▶ **PROBLEM TO SOLVE**
Look through the entries below and count the lines that contain "data". Reply with that number only.
--- START ---
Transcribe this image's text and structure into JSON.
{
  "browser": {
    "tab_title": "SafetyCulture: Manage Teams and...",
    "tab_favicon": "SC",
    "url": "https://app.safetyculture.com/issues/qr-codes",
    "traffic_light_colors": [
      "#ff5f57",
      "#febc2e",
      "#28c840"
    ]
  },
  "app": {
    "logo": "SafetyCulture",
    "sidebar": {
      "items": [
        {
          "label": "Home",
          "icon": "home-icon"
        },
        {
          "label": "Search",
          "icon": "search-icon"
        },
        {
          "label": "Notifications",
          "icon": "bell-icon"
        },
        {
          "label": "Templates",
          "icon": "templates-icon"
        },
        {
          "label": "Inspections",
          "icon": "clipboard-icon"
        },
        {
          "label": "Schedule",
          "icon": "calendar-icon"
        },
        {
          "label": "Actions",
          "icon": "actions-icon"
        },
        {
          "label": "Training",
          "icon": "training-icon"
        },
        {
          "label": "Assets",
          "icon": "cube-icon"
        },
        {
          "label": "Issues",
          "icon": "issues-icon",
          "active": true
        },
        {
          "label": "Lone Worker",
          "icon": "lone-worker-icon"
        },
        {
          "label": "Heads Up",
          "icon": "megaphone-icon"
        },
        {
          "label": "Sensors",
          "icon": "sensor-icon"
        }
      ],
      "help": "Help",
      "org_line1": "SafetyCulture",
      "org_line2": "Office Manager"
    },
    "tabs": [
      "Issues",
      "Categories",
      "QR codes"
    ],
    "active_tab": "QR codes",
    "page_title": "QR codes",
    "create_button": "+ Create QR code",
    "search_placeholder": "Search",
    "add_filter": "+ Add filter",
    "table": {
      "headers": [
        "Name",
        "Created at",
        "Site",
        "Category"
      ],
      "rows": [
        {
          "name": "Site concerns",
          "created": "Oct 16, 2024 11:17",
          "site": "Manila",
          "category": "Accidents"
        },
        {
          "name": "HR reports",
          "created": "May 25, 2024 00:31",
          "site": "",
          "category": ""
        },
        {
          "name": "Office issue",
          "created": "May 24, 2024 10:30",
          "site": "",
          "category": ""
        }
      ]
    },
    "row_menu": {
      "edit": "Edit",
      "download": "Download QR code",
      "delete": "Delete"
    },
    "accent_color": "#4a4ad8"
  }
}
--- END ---
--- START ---
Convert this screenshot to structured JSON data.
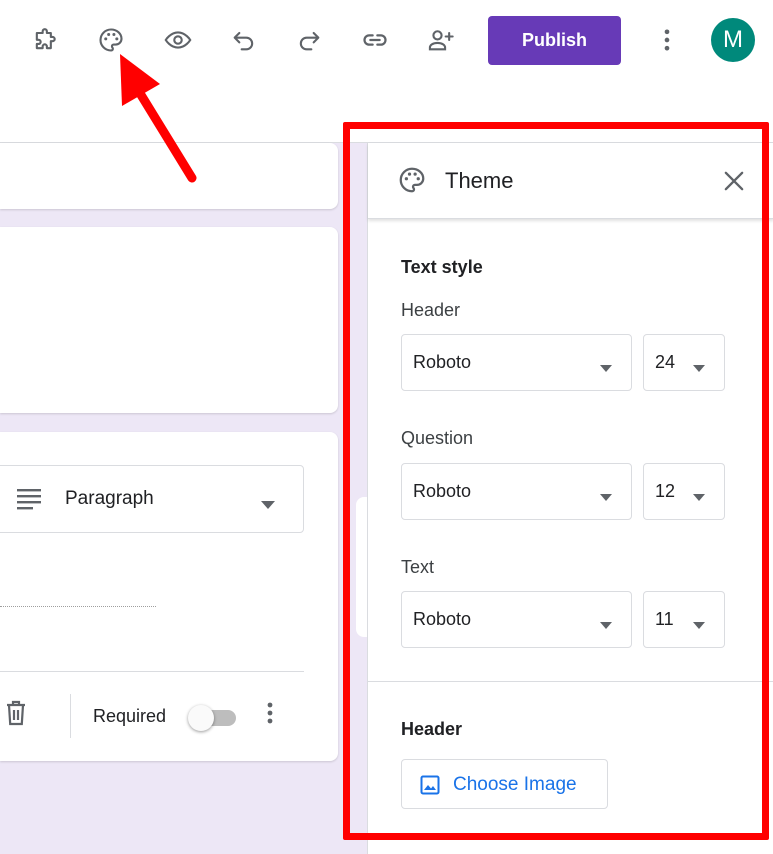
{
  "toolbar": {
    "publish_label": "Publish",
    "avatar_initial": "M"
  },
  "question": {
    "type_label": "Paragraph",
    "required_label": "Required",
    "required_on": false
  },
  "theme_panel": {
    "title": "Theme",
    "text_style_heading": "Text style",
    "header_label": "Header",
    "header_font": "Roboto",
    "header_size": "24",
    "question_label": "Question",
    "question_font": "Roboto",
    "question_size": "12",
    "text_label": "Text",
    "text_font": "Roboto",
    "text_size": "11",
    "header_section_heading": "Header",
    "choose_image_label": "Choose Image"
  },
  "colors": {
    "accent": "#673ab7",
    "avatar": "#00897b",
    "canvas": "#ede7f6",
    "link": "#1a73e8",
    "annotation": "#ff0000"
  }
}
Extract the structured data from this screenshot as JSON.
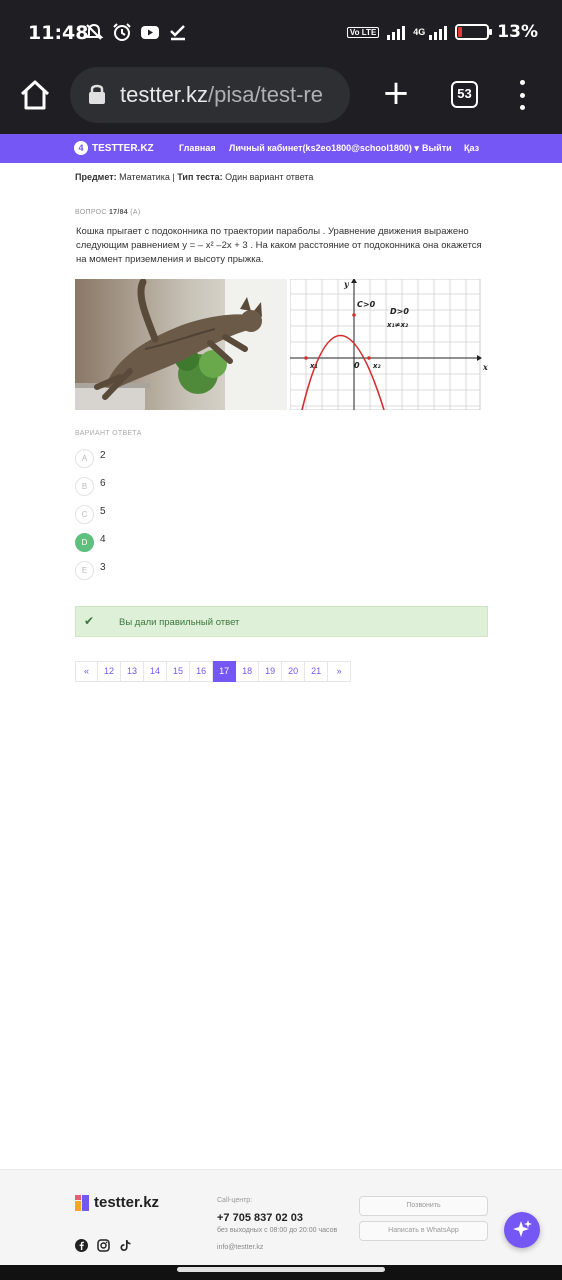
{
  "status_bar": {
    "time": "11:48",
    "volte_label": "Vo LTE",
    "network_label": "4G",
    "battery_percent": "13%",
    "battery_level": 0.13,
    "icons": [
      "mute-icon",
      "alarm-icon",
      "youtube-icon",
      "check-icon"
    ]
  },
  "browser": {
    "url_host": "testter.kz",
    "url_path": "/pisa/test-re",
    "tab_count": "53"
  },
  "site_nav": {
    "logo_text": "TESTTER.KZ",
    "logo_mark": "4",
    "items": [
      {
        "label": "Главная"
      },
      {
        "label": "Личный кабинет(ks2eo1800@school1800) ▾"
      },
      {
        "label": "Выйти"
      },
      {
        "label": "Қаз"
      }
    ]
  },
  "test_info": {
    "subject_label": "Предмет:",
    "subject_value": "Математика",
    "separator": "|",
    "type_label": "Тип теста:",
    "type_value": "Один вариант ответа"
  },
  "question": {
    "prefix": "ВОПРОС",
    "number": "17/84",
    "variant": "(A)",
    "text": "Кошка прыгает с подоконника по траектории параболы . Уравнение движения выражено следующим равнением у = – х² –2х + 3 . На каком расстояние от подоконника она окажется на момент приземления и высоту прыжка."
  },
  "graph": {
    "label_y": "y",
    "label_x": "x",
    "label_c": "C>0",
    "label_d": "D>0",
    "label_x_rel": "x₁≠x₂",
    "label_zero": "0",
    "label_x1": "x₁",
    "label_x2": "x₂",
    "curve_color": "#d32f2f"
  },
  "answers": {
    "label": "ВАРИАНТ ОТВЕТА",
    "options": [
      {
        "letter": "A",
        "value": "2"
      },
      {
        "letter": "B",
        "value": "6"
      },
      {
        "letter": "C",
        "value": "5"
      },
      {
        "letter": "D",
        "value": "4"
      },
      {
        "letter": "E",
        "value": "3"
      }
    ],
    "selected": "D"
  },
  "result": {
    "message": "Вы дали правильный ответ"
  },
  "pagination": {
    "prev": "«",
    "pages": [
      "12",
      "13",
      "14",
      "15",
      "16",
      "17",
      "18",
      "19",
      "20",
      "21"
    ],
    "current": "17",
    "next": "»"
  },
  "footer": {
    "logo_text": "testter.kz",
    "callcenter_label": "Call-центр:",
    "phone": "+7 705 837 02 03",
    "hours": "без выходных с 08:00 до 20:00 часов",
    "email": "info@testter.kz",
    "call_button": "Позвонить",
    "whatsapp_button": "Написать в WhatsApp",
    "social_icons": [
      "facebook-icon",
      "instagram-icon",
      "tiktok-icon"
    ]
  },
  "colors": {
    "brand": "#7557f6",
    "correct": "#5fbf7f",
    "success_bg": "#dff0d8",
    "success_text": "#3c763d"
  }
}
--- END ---
▶ **WORKED SOLUTION**
2